Lines of the listing below that contain the string "screenshot" are to be returned.

▶

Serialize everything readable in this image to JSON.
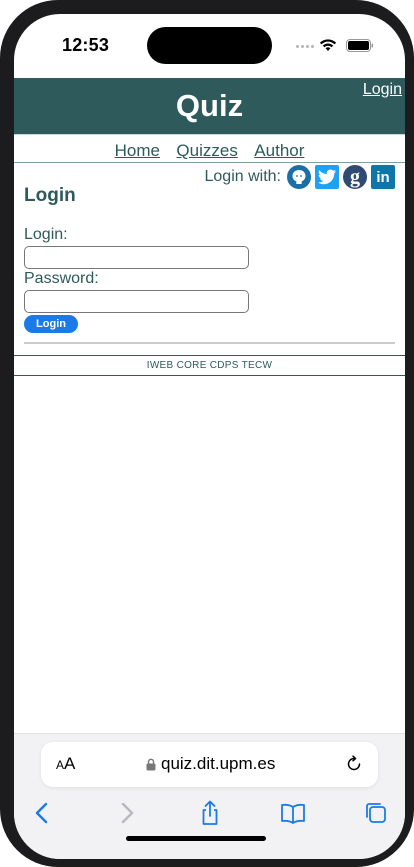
{
  "status_bar": {
    "time": "12:53"
  },
  "site": {
    "title": "Quiz",
    "header_login": "Login",
    "nav": {
      "home": "Home",
      "quizzes": "Quizzes",
      "author": "Author"
    },
    "social": {
      "label": "Login with:",
      "providers": [
        "github-icon",
        "twitter-icon",
        "google-icon",
        "linkedin-icon"
      ],
      "google_glyph": "g",
      "linkedin_glyph": "in"
    },
    "page_heading": "Login",
    "login_label": "Login:",
    "password_label": "Password:",
    "login_value": "",
    "password_value": "",
    "submit_label": "Login",
    "footer": "IWEB CORE CDPS TECW"
  },
  "browser": {
    "aa_label": "AA",
    "url": "quiz.dit.upm.es"
  },
  "colors": {
    "brand": "#2e5a5c",
    "button": "#1a7ae8",
    "safari_icons": "#1a7ae8"
  }
}
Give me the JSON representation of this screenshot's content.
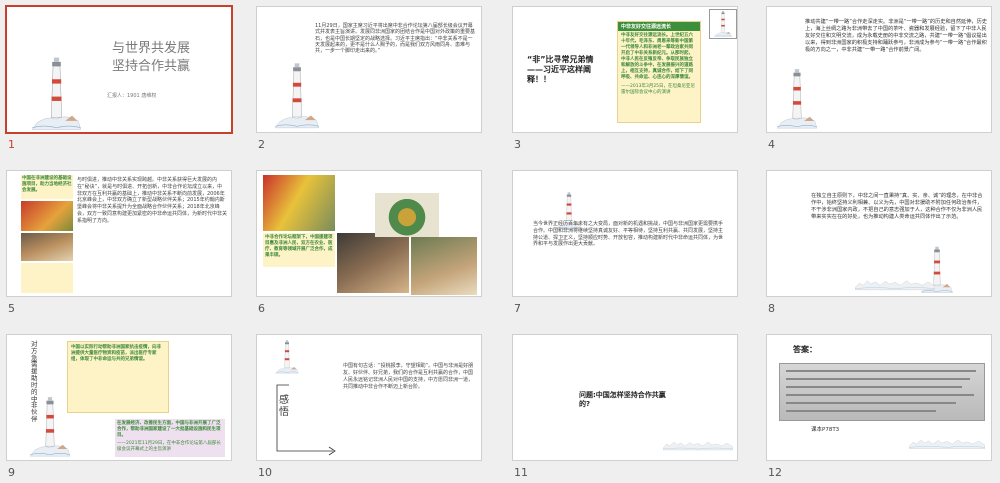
{
  "slides": [
    {
      "num": "1",
      "title_line1": "与世界共发展",
      "title_line2": "坚持合作共赢",
      "byline": "汇报人：1901 唐维权"
    },
    {
      "num": "2",
      "body": "11月29日，国家主席习近平将出席中非合作论坛第八届部长级会议开幕式并发表主旨演讲。发展同非洲国家的团结合作是中国对外政策的重要基石，也是中国长期坚定的战略选择。习近平主席指出：“中非关系不是一天发展起来的，更不是什么人赐予的，而是我们双方风雨同舟、患难与共，一步一个脚印走出来的。”"
    },
    {
      "num": "3",
      "heading": "“非”比寻常兄弟情——习近平这样阐释！！",
      "box_title": "中非友好交往源远流长",
      "box_body": "中非友好交往源远流长。上世纪五六十年代，毛泽东、周恩来等新中国第一代领导人和非洲老一辈政治家共同开启了中非关系新纪元。从那时起，中非人民在反殖反帝、争取民族独立和解放的斗争中，在发展振兴的道路上，相互支持，真诚合作，结下了同呼吸、共命运、心连心的深厚情谊。",
      "box_source": "——2013年3月25日，在坦桑尼亚尼雷尔国际会议中心的演讲"
    },
    {
      "num": "4",
      "body": "推动共建“一带一路”合作走深走实。非洲是“一带一路”的历史和自然延伸，历史上，海上丝绸之路为非洲带去了中国的茶叶、瓷器和发展经验，留下了中非人民友好交往和文明交流，成为永载史册的中非交流之路，共建“一带一路”倡议提出以来，得到非洲国家的积极支持和踊跃参与，非洲成为参与“一带一路”合作最积极的方向之一，中非共建“一带一路”合作前景广阔。"
    },
    {
      "num": "5",
      "body": "与时俱进，推动中非关系实现跨越。中非关系获得巨大发展的内在“秘诀”，就是与时俱进、开拓创新，中非合作论坛成立以来，中非双方在互利共赢的基础上，推动中非关系不断向前发展，2006年北京峰会上，中非双方确立了新型战略伙伴关系；2015年约翰内斯堡峰会将中非关系提升为全面战略合作伙伴关系；2018年北京峰会，双方一致同意构建更加紧密的中非命运共同体，为新时代中非关系指明了方向。",
      "green_caption": "中国在非洲建设的基础设施项目，助力当地经济社会发展。"
    },
    {
      "num": "6",
      "green_caption": "中非合作论坛框架下，中国援建项目惠及非洲人民，双方在农业、医疗、教育等领域开展广泛合作，成果丰硕。"
    },
    {
      "num": "7",
      "body": "当今世界正经历百年未有之大变局，面对新的机遇和挑战，中国与非洲国家更需要携手合作。中国和非洲将继续坚持真诚友好、平等相待，坚持互利共赢、共同发展，坚持主持公道、捍卫正义，坚持顺应时势、开放包容，推动构建新时代中非命运共同体，为世界和平与发展作出更大贡献。"
    },
    {
      "num": "8",
      "body": "在独立自主原则下，中非之间一直秉持“真、实、亲、诚”的理念，在中非合作中，始终坚持义利相兼、以义为先，中国对非援助不附加任何政治条件，不干涉非洲国家内政，不把自己的意志强加于人，这种合作不仅为非洲人民带来实实在在的好处，也为推动构建人类命运共同体作出了示范。"
    },
    {
      "num": "9",
      "vertical_text": "对方急需援助时的中非伙伴",
      "green_caption": "中国以实际行动帮助非洲国家抗击疫情，向非洲提供大量医疗物资和疫苗，派出医疗专家组，体现了中非命运与共的兄弟情谊。",
      "box_body": "在发展经济、改善民生方面，中国与非洲开展了广泛合作，帮助非洲国家建设了一大批基础设施和民生项目。",
      "box_source": "——2021年11月29日，在中非合作论坛第八届部长级会议开幕式上的主旨演讲"
    },
    {
      "num": "10",
      "vertical_text": "感悟",
      "body": "中国有句古话：“投桃报李，守望相助”。中国与非洲是好朋友、好伙伴、好兄弟，我们的合作是互利共赢的合作，中国人民永远铭记非洲人民对中国的支持，中方愿同非洲一道，共同推动中非合作不断迈上新台阶。"
    },
    {
      "num": "11",
      "question": "问题:中国怎样坚持合作共赢的?"
    },
    {
      "num": "12",
      "answer_label": "答案：",
      "textbook_ref": "课本P78T3"
    }
  ],
  "colors": {
    "selected_border": "#c8402a",
    "slide_border": "#cfcfcf",
    "canvas": "#efefef"
  }
}
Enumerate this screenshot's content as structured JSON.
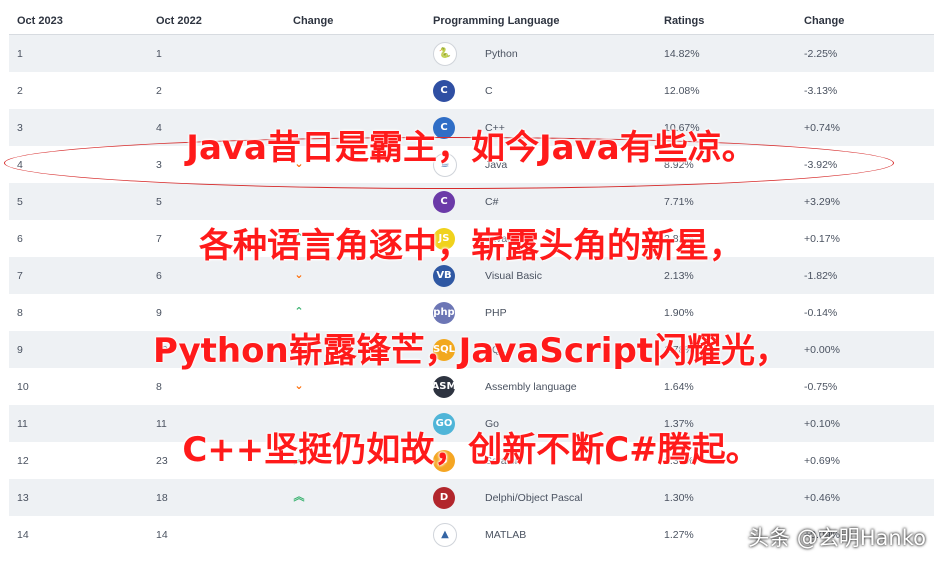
{
  "header": {
    "col_now": "Oct 2023",
    "col_prev": "Oct 2022",
    "col_change": "Change",
    "col_language": "Programming Language",
    "col_ratings": "Ratings",
    "col_delta": "Change"
  },
  "colors": {
    "up": "#3cb371",
    "down": "#ff6a00",
    "overlay_text": "#ff1a1a",
    "ellipse": "#d62b2b"
  },
  "rows": [
    {
      "now": "1",
      "prev": "1",
      "trend": "",
      "icon": "python-icon",
      "icon_text": "🐍",
      "icon_bg": "#ffffff",
      "lang": "Python",
      "rating": "14.82%",
      "delta": "-2.25%"
    },
    {
      "now": "2",
      "prev": "2",
      "trend": "",
      "icon": "c-icon",
      "icon_text": "C",
      "icon_bg": "#2f4fa3",
      "lang": "C",
      "rating": "12.08%",
      "delta": "-3.13%"
    },
    {
      "now": "3",
      "prev": "4",
      "trend": "",
      "icon": "cpp-icon",
      "icon_text": "C",
      "icon_bg": "#2f6ec6",
      "lang": "C++",
      "rating": "10.67%",
      "delta": "+0.74%"
    },
    {
      "now": "4",
      "prev": "3",
      "trend": "down",
      "icon": "java-icon",
      "icon_text": "☕",
      "icon_bg": "#ffffff",
      "lang": "Java",
      "rating": "8.92%",
      "delta": "-3.92%"
    },
    {
      "now": "5",
      "prev": "5",
      "trend": "",
      "icon": "csharp-icon",
      "icon_text": "C",
      "icon_bg": "#6b3aa8",
      "lang": "C#",
      "rating": "7.71%",
      "delta": "+3.29%"
    },
    {
      "now": "6",
      "prev": "7",
      "trend": "up",
      "icon": "javascript-icon",
      "icon_text": "JS",
      "icon_bg": "#f0d21c",
      "lang": "JavaScript",
      "rating": "2.82%",
      "delta": "+0.17%"
    },
    {
      "now": "7",
      "prev": "6",
      "trend": "down",
      "icon": "visual-basic-icon",
      "icon_text": "VB",
      "icon_bg": "#2f58a3",
      "lang": "Visual Basic",
      "rating": "2.13%",
      "delta": "-1.82%"
    },
    {
      "now": "8",
      "prev": "9",
      "trend": "up",
      "icon": "php-icon",
      "icon_text": "php",
      "icon_bg": "#6c76b5",
      "lang": "PHP",
      "rating": "1.90%",
      "delta": "-0.14%"
    },
    {
      "now": "9",
      "prev": "10",
      "trend": "up",
      "icon": "sql-icon",
      "icon_text": "SQL",
      "icon_bg": "#f2a81d",
      "lang": "SQL",
      "rating": "1.78%",
      "delta": "+0.00%"
    },
    {
      "now": "10",
      "prev": "8",
      "trend": "down",
      "icon": "assembly-icon",
      "icon_text": "ASM",
      "icon_bg": "#2d3340",
      "lang": "Assembly language",
      "rating": "1.64%",
      "delta": "-0.75%"
    },
    {
      "now": "11",
      "prev": "11",
      "trend": "",
      "icon": "go-icon",
      "icon_text": "GO",
      "icon_bg": "#4fb5d8",
      "lang": "Go",
      "rating": "1.37%",
      "delta": "+0.10%"
    },
    {
      "now": "12",
      "prev": "23",
      "trend": "up2",
      "icon": "scratch-icon",
      "icon_text": "S",
      "icon_bg": "#f5a623",
      "lang": "Scratch",
      "rating": "1.37%",
      "delta": "+0.69%"
    },
    {
      "now": "13",
      "prev": "18",
      "trend": "up2",
      "icon": "delphi-icon",
      "icon_text": "D",
      "icon_bg": "#b2262c",
      "lang": "Delphi/Object Pascal",
      "rating": "1.30%",
      "delta": "+0.46%"
    },
    {
      "now": "14",
      "prev": "14",
      "trend": "",
      "icon": "matlab-icon",
      "icon_text": "▲",
      "icon_bg": "#ffffff",
      "lang": "MATLAB",
      "rating": "1.27%",
      "delta": "+0.09%"
    }
  ],
  "overlay": {
    "line1": "Java昔日是霸主，如今Java有些凉。",
    "line2": "各种语言角逐中，崭露头角的新星，",
    "line3": "Python崭露锋芒，JavaScript闪耀光，",
    "line4": "C++坚挺仍如故，创新不断C#腾起。"
  },
  "watermark": "头条 @玄明Hanko"
}
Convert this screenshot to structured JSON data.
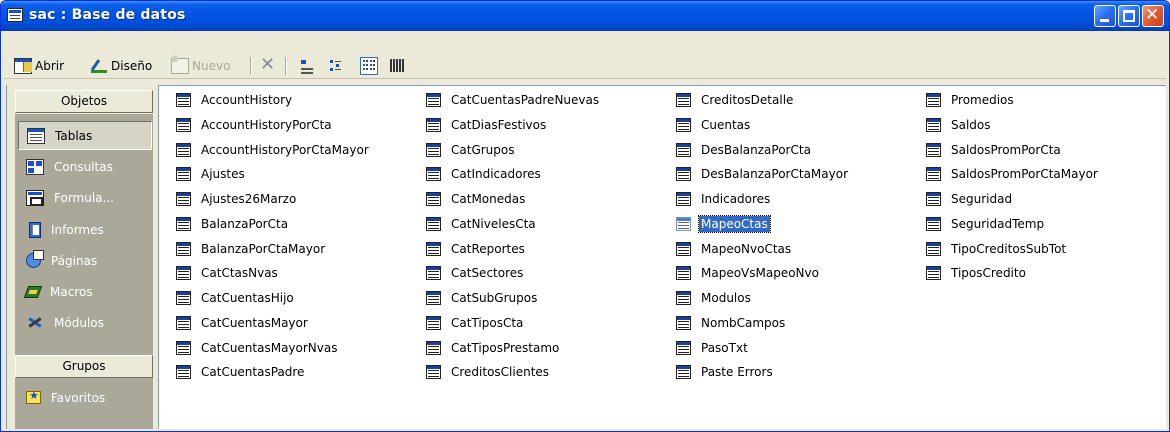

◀

Reply to the exercise:
Give me the JSON representation of this screenshot's content.
Enumerate this screenshot's content as structured JSON.
Convert this screenshot to structured JSON data.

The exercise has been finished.